Forgive me but what's 'TIA!'?
TIA = Thanks in Advance
Hi TDHO, and welcome from another relative newcomer to the forum.
One of the things I've enjoyed often lately is homemade pizza, and I've been meaning to freeze some sauce in 1 pizza size quantities to make it easier. I'll use your above post for a starting point for the sauce.
Hello, KipperCat. Good to see another newcomer. My only advice to you is taste it often, and make it your own. It's really quite simple and easy. The rest period in the fridge would kinda help, I think.
Good idea, individual freezing. I wish you luck with it.

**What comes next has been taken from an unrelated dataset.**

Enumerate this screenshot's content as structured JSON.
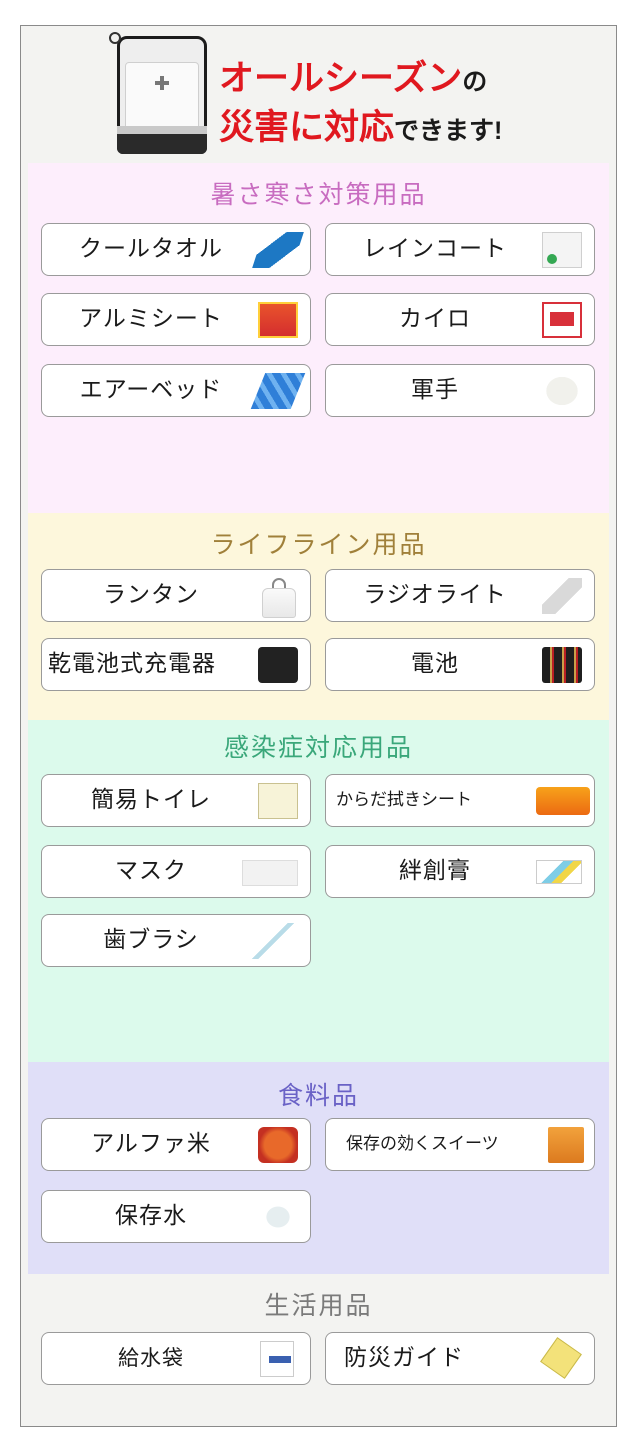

Let me tell you, TDHO, nothing stirs up this crowd like pizza. You couldn't have known what you were letting yourself in for. Thanks for all the advice. An uncooked sauce with a heap of Parmesan--sounds simple and good. Blue Zebra was also recommending an uncooked sauce, looks like that's the way to go. And I love the idea of making it ahead. That probably mellows out the bitterness I notice in canned paste particularly, along with a little sugar.
Gosh, Trekkies! Love Star Trek but haven't seen much since Deep Space Nine. Blue Zebra and I were talking the Doctor over at her blog--are you a Whovian too?
Oh, I think there's a pretty solid cat faction here as well, so welcome One Spot (don't tell me, let me guess...)
I'm going to assume that's Doctor Who and it looks cool, but I've yet to see an episode. I hate to start in the middle.
I can only hope that my sauce gets you closer to the satisfaction you're looking for, browndog.
No, he wasn't named for Spot on TNG. He's got white socks but one of them has a nearly round black spot on it, hence the name.
Yes, yes, the Doctor! You can rent the whole series if you do Netflix.
The gorgonzola foccacia sounds really good. I think I'd better go shopping.
Welcome, TDHO, and thanks for the pizza primerl. It's such a simple dish -- and so easy to screw up.
One of my faves is a non-tomato version from a locall restaurant made with walnuts and gorgonzola cheese. Massively delish. Every time I've tried to recreate it, I'm disappointed. I can't get the base right. I thought it was plain olive oil, but mine ended up either too dry or with a gooey, oily puddle in the middle of the 'za.
Any thoughts on that?
(Sorry to impose on your generosity, but since you have confessed to some expertise, you're going to get plenty of brain-picking questions on this board. Which is why we love it so much!)
"I am not a cook. But I am sorta cooky."
I have zero experience with these toppings, but it sounded so familiar, I checked a few of my cookbooks and found something.
It's a focaccia with onions, walnuts, and gorgonzola. It's from 'The Little Guides-Pizzas' by Fog City Press. If you're interested, I'll post the base focaccia dough recipe along with ingredients and prep. If you already have a good focaccia recipe, I can just post the ingreds and prep.
I'd be happy to oblige with either, if you'd like.
I'd love to see what the book has to say about those toppings. No need to add the focaccia recipe. That bit I have covered.
"I am not a cook. But I am sorta cooky."
They used an herb-flavored focaccia for this. Ingredients sans focaccia are as follows:
2 TBS extra-virgin olive oil
1/2 a yellow onion, thinly sliced
3oz/90 g Gorgonzola dolcelatte, coarsely chopped
1/4 cup/1oz/30 g coarsely chopped walnuts
They saute the onion in the olive oil until golden brown and let it cool while the dough is rising. They also mention dimpling the dough vigorously and letting it rise another 20 covered with a towel as the oven heats. Then, it's just a matter of spreading the toppings and cooking 'til golden brown and delicious.
They mention the dolcelatte is sweeter and milder than the piccante. And that it's good with a glass of vino da tavola.
Doesn't seem like I'm giving you any real revelations here, but that's the jist of it.
Reason being is that I swore an oath to my dh to "never again" use gorgonzola on my pizza. Cuz last time I did it, I stunk the house out with dirty feet smell for 2 days. *blush*
Maybe I could send him on a hunting trip? What's in season now? This recipe will get cooked in our house one way or another...as browndog is my witness!!